- Apply knowledge of root words, prefixes and suffixes to read aloud and to understand the meaning of unfamiliar words.
- Read further exception words, noting the unusual correspondences between spelling and sound, and where these occur in the word.
- Attempt pronunciation of unfamiliar words drawing on prior knowledge of similar looking words.
- Re-read and read ahead to check for meaning.
- Become familiar with and talk about a wide range of books, including myths, legends and traditional stories and books from other cultures and traditions and know their features.
- Read non-fiction texts, and identify purpose and structures and grammatical features and evaluate how effective they are.

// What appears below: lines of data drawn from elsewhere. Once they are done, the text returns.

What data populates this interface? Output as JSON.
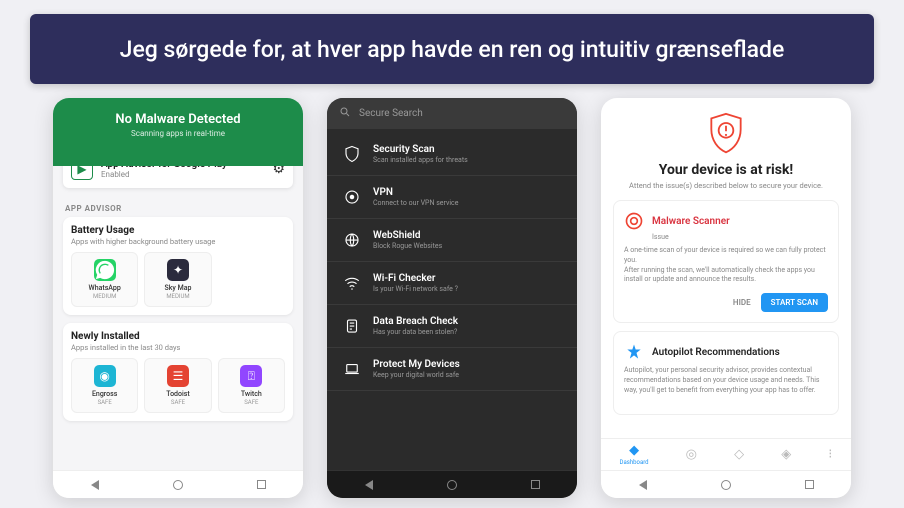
{
  "banner": {
    "text": "Jeg sørgede for, at hver app havde en ren og intuitiv grænseflade"
  },
  "phone1": {
    "header_title": "No Malware Detected",
    "header_sub": "Scanning apps in real-time",
    "advisor_title": "App Advisor for Google Play",
    "advisor_sub": "Enabled",
    "section_label": "APP ADVISOR",
    "battery": {
      "title": "Battery Usage",
      "sub": "Apps with higher background battery usage",
      "apps": [
        {
          "name": "WhatsApp",
          "status": "MEDIUM",
          "color": "#25d366"
        },
        {
          "name": "Sky Map",
          "status": "MEDIUM",
          "color": "#2b2b3d"
        }
      ]
    },
    "newly": {
      "title": "Newly Installed",
      "sub": "Apps installed in the last 30 days",
      "apps": [
        {
          "name": "Engross",
          "status": "SAFE",
          "color": "#1db5d4"
        },
        {
          "name": "Todoist",
          "status": "SAFE",
          "color": "#e44332"
        },
        {
          "name": "Twitch",
          "status": "SAFE",
          "color": "#9146ff"
        }
      ]
    }
  },
  "phone2": {
    "search_placeholder": "Secure Search",
    "items": [
      {
        "title": "Security Scan",
        "sub": "Scan installed apps for threats",
        "icon": "shield"
      },
      {
        "title": "VPN",
        "sub": "Connect to our VPN service",
        "icon": "vpn"
      },
      {
        "title": "WebShield",
        "sub": "Block Rogue Websites",
        "icon": "globe"
      },
      {
        "title": "Wi-Fi Checker",
        "sub": "Is your Wi-Fi network safe ?",
        "icon": "wifi"
      },
      {
        "title": "Data Breach Check",
        "sub": "Has your data been stolen?",
        "icon": "data"
      },
      {
        "title": "Protect My Devices",
        "sub": "Keep your digital world safe",
        "icon": "laptop"
      }
    ]
  },
  "phone3": {
    "title": "Your device is at risk!",
    "sub": "Attend the issue(s) described below to secure your device.",
    "malware": {
      "title": "Malware Scanner",
      "issue_label": "Issue",
      "body1": "A one-time scan of your device is required so we can fully protect you.",
      "body2": "After running the scan, we'll automatically check the apps you install or update and announce the results.",
      "hide": "HIDE",
      "scan": "START SCAN"
    },
    "autopilot": {
      "title": "Autopilot Recommendations",
      "body": "Autopilot, your personal security advisor, provides contextual recommendations based on your device usage and needs. This way, you'll get to benefit from everything your app has to offer."
    },
    "tabs": [
      {
        "label": "Dashboard",
        "active": true
      },
      {
        "label": "",
        "active": false
      },
      {
        "label": "",
        "active": false
      },
      {
        "label": "",
        "active": false
      },
      {
        "label": "",
        "active": false
      }
    ]
  }
}
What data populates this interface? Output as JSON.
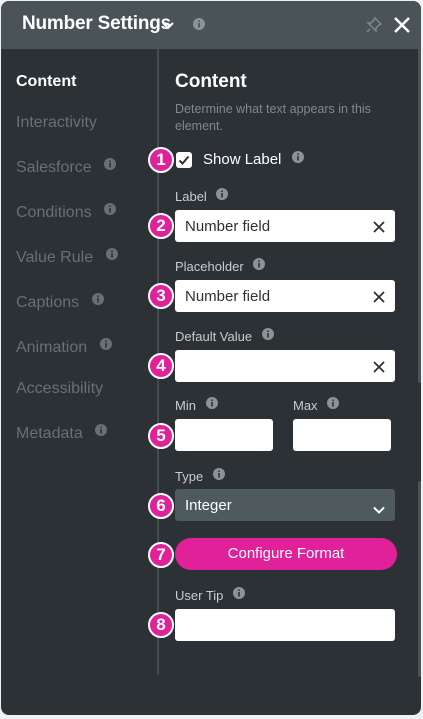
{
  "header": {
    "title": "Number Settings"
  },
  "nav": {
    "items": [
      {
        "label": "Content"
      },
      {
        "label": "Interactivity"
      },
      {
        "label": "Salesforce"
      },
      {
        "label": "Conditions"
      },
      {
        "label": "Value Rule"
      },
      {
        "label": "Captions"
      },
      {
        "label": "Animation"
      },
      {
        "label": "Accessibility"
      },
      {
        "label": "Metadata"
      }
    ]
  },
  "content": {
    "title": "Content",
    "description": "Determine what text appears in this element.",
    "show_label": {
      "label": "Show Label",
      "checked": true
    },
    "label_field": {
      "label": "Label",
      "value": "Number field"
    },
    "placeholder_field": {
      "label": "Placeholder",
      "value": "Number field"
    },
    "default_value_field": {
      "label": "Default Value",
      "value": ""
    },
    "min_field": {
      "label": "Min",
      "value": ""
    },
    "max_field": {
      "label": "Max",
      "value": ""
    },
    "type_field": {
      "label": "Type",
      "value": "Integer"
    },
    "configure_button": "Configure Format",
    "user_tip_field": {
      "label": "User Tip",
      "value": ""
    }
  },
  "badges": [
    "1",
    "2",
    "3",
    "4",
    "5",
    "6",
    "7",
    "8"
  ],
  "colors": {
    "accent": "#e0219a",
    "panel_bg": "#2b3135",
    "header_bg": "#4a5357"
  }
}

- Identify significant ideas , events and characters, and discuss their significance.
- Learn poems by heart, for example, narrative verse, haiku.

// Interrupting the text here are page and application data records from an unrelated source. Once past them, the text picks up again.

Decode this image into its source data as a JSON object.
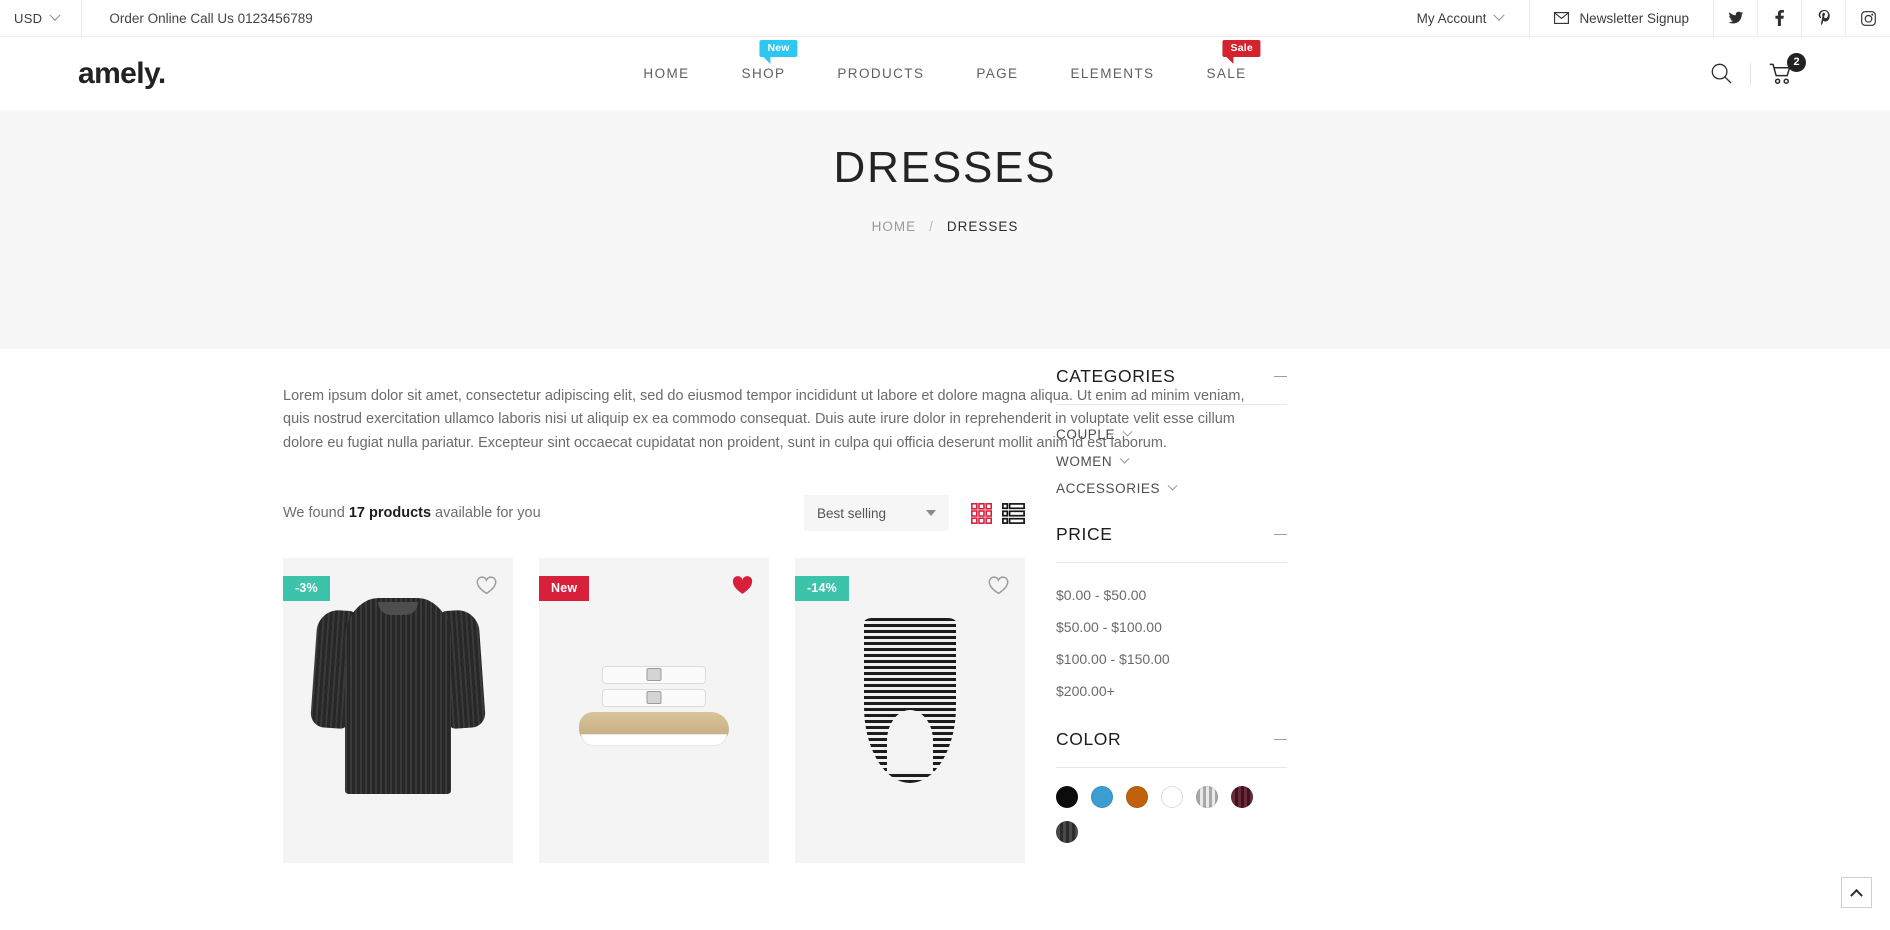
{
  "topbar": {
    "currency": "USD",
    "order_call": "Order Online Call Us 0123456789",
    "my_account": "My Account",
    "newsletter": "Newsletter Signup",
    "social": [
      "twitter",
      "facebook",
      "pinterest",
      "instagram"
    ]
  },
  "header": {
    "logo": "amely.",
    "nav": [
      {
        "label": "HOME",
        "badge": null
      },
      {
        "label": "SHOP",
        "badge": "New",
        "badge_color": "#2ec7f0"
      },
      {
        "label": "PRODUCTS",
        "badge": null
      },
      {
        "label": "PAGE",
        "badge": null
      },
      {
        "label": "ELEMENTS",
        "badge": null
      },
      {
        "label": "SALE",
        "badge": "Sale",
        "badge_color": "#d2232f"
      }
    ],
    "cart_count": "2"
  },
  "hero": {
    "title": "DRESSES",
    "breadcrumb_home": "HOME",
    "breadcrumb_sep": "/",
    "breadcrumb_current": "DRESSES"
  },
  "intro": {
    "text": "Lorem ipsum dolor sit amet, consectetur adipiscing elit, sed do eiusmod tempor incididunt ut labore et dolore magna aliqua. Ut enim ad minim veniam, quis nostrud exercitation ullamco laboris nisi ut aliquip ex ea commodo consequat. Duis aute irure dolor in reprehenderit in voluptate velit esse cillum dolore eu fugiat nulla pariatur. Excepteur sint occaecat cupidatat non proident, sunt in culpa qui officia deserunt mollit anim id est laborum."
  },
  "toolbar": {
    "found_prefix": "We found ",
    "found_count": "17 products",
    "found_suffix": " available for you",
    "sort_value": "Best selling",
    "grid_view_active": true,
    "grid_color": "#d8203a",
    "list_color": "#151515"
  },
  "products": [
    {
      "badge": "-3%",
      "badge_type": "discount",
      "badge_color": "#3ec3ab",
      "wishlisted": false,
      "kind": "dress"
    },
    {
      "badge": "New",
      "badge_type": "new",
      "badge_color": "#d8203a",
      "wishlisted": true,
      "kind": "sandal"
    },
    {
      "badge": "-14%",
      "badge_type": "discount",
      "badge_color": "#3ec3ab",
      "wishlisted": false,
      "kind": "swimsuit"
    }
  ],
  "sidebar": {
    "categories": {
      "title": "CATEGORIES",
      "items": [
        "COUPLE",
        "WOMEN",
        "ACCESSORIES"
      ]
    },
    "price": {
      "title": "PRICE",
      "ranges": [
        "$0.00 - $50.00",
        "$50.00 - $100.00",
        "$100.00 - $150.00",
        "$200.00+"
      ]
    },
    "color": {
      "title": "COLOR",
      "swatches": [
        "#0c0c0c",
        "#3d9ed1",
        "#c0620c",
        "#ffffff",
        "#8e8e8e",
        "#6b2a3c",
        "#4a4a4a"
      ]
    }
  },
  "scroll_top": "scroll-to-top"
}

- Prepare poems and plays to read aloud and to perform, showing understanding through intonation, tone, volume and action.
- Use meaning-seeking strategies to explore the meaning of words in context.
- Use meaning – seeking strategies to explore the meaning of idiomatic and figurative language.
- Identify and comment on writer’s use of language for effect, for example, precisely chosen adjectives, similes and personification.
- Identify grammatical features used by writer – rhetorical questions, varied sentence lengths, varied sentence starters, empty words – to impact on the reader.
- Draw inferences such as inferring characters’ feelings, thoughts and motives from their actions.
- Justify inferences with evidence from the text.
- Make predictions from what has been read.
- Summarise the main ideas drawn from a text.
Assessing Reading – Year 5 Mastery
- Express opinions about a text, using evidence from the text, giving reasons and explanations. Point, evidence, explanation. (PEE)
- Adapt own opinion in the light of further reading or others’ ideas.
- Identify formal and informal language.
- Know the features of different narrative text types, for example, adventure, fantasy, myths.
- Compare texts by the same writer.
- Compare texts by different writers on the same topic.
- Summarise key information from different texts.
- Empathise with different character’s points of view.
- Infer meaning using evidence from the text and wider reading and personal experience.
- Explain how a writer’s use of language and grammatical features have been used to create effects, and impact on the reader.
- Explain how punctuation marks the grammatical boundaries of sentences and gives meaning.
- Know how the way a text is organised supports the purpose of the writing.
- Use scanning and text marking to find and identify key information.
- Use paragraphs to structure the plot in narrative writing, showing changes in time, place and events.
- Use changes in time and place to guide the reader through the text.
- Use paragraphs to organise information logically and shape a non-fiction text effectively.
- Sustain and develop ideas within a paragraph, introducing it with a topic sentence.
- Close text with reference to its opening.
- Re-order sentences to create impact on the reader.
- Use expanded noun phrases to add well thought out detail to writing.
- Use punctuation to clarify meaning of sentences – commas to mark phrases and clauses.
- Use dialogue effectively and punctuate it accurately.